▶ [EXERCISE DIRECTIONS] Print every record exactly, but leave out the pictures.

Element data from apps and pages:
*** Begin section ***
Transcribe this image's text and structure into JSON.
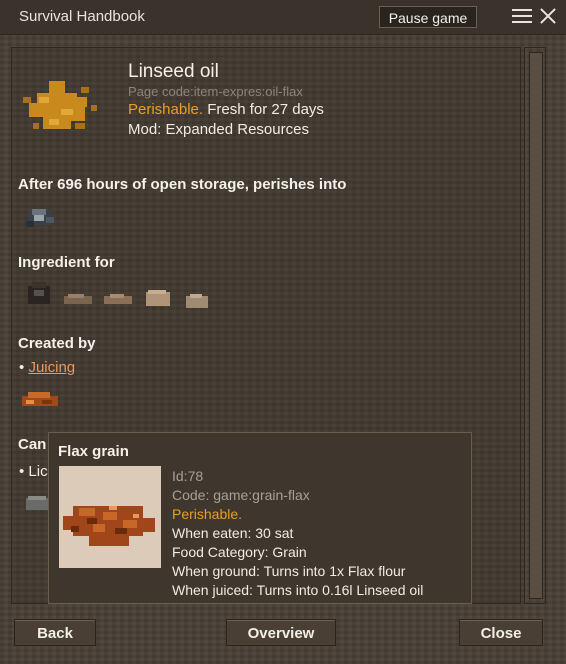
{
  "window": {
    "title": "Survival Handbook",
    "pause_label": "Pause game"
  },
  "item": {
    "name": "Linseed oil",
    "page_code": "Page code:item-expres:oil-flax",
    "perishable_label": "Perishable.",
    "fresh_text": " Fresh for 27 days",
    "mod": "Mod: Expanded Resources"
  },
  "sections": {
    "perish_heading": "After 696 hours of open storage, perishes into",
    "ingredient_heading": "Ingredient for",
    "created_heading": "Created by",
    "created_bullet": "•",
    "created_link": "Juicing",
    "can_heading": "Can",
    "can_bullet": "• Lic"
  },
  "tooltip": {
    "title": "Flax grain",
    "id": "Id:78",
    "code": "Code: game:grain-flax",
    "perishable": "Perishable.",
    "eaten": "When eaten: 30 sat",
    "category": "Food Category: Grain",
    "ground": "When ground: Turns into 1x Flax flour",
    "juiced": "When juiced: Turns into 0.16l Linseed oil"
  },
  "buttons": {
    "back": "Back",
    "overview": "Overview",
    "close": "Close"
  },
  "colors": {
    "perishable": "#e8a020",
    "link": "#e89860"
  }
}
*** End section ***
▶ [REPLY TO THE TASK]
Transcribe this image's text and structure into JSON.
{
  "window": {
    "title": "Survival Handbook",
    "pause_label": "Pause game"
  },
  "item": {
    "name": "Linseed oil",
    "page_code": "Page code:item-expres:oil-flax",
    "perishable_label": "Perishable.",
    "fresh_text": " Fresh for 27 days",
    "mod": "Mod: Expanded Resources"
  },
  "sections": {
    "perish_heading": "After 696 hours of open storage, perishes into",
    "ingredient_heading": "Ingredient for",
    "created_heading": "Created by",
    "created_bullet": "•",
    "created_link": "Juicing",
    "can_heading": "Can",
    "can_bullet": "• Lic"
  },
  "tooltip": {
    "title": "Flax grain",
    "id": "Id:78",
    "code": "Code: game:grain-flax",
    "perishable": "Perishable.",
    "eaten": "When eaten: 30 sat",
    "category": "Food Category: Grain",
    "ground": "When ground: Turns into 1x Flax flour",
    "juiced": "When juiced: Turns into 0.16l Linseed oil"
  },
  "buttons": {
    "back": "Back",
    "overview": "Overview",
    "close": "Close"
  },
  "colors": {
    "perishable": "#e8a020",
    "link": "#e89860"
  }
}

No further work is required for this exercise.